> Exercise goal
Select and copy out every line in the records containing "National".
----- Records to use -----
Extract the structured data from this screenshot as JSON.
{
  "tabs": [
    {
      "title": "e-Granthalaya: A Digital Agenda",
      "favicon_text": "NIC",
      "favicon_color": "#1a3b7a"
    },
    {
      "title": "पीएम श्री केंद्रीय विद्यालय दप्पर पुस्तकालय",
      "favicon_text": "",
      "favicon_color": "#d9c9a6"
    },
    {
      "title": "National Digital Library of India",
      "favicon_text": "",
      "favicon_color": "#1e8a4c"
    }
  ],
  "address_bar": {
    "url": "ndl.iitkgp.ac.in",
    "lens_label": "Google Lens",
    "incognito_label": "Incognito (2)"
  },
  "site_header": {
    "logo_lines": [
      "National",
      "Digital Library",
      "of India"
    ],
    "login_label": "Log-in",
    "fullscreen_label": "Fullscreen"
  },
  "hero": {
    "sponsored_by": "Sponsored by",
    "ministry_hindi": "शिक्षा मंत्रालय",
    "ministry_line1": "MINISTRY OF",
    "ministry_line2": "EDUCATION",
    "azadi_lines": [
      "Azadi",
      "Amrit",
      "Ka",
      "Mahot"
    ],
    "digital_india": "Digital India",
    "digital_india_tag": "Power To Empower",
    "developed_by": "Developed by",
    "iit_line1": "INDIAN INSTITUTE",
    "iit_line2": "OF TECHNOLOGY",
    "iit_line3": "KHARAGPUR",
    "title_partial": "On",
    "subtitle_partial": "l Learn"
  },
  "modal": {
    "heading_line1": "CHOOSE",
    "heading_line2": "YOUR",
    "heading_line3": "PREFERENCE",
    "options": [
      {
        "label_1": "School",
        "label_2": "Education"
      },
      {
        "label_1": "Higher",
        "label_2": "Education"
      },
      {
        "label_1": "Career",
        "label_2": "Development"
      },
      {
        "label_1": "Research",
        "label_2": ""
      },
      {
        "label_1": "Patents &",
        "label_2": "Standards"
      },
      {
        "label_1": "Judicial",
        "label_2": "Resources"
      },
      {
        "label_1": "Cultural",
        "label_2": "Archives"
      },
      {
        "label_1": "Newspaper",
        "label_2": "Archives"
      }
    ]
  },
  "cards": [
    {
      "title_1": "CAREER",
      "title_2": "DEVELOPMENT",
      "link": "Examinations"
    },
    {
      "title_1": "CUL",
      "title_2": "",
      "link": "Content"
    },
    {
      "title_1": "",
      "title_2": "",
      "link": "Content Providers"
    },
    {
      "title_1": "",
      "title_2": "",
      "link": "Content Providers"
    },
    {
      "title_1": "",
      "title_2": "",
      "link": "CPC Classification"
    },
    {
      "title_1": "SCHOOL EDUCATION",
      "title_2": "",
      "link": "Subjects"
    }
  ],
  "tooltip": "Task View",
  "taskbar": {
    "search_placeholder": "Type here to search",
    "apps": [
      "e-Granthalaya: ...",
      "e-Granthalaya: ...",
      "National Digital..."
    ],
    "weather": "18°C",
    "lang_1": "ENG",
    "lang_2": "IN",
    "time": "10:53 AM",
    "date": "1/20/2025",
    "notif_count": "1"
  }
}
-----
> Solution for this problem
      "title": "National Digital Library of India",
      "National",
      "National Digital..."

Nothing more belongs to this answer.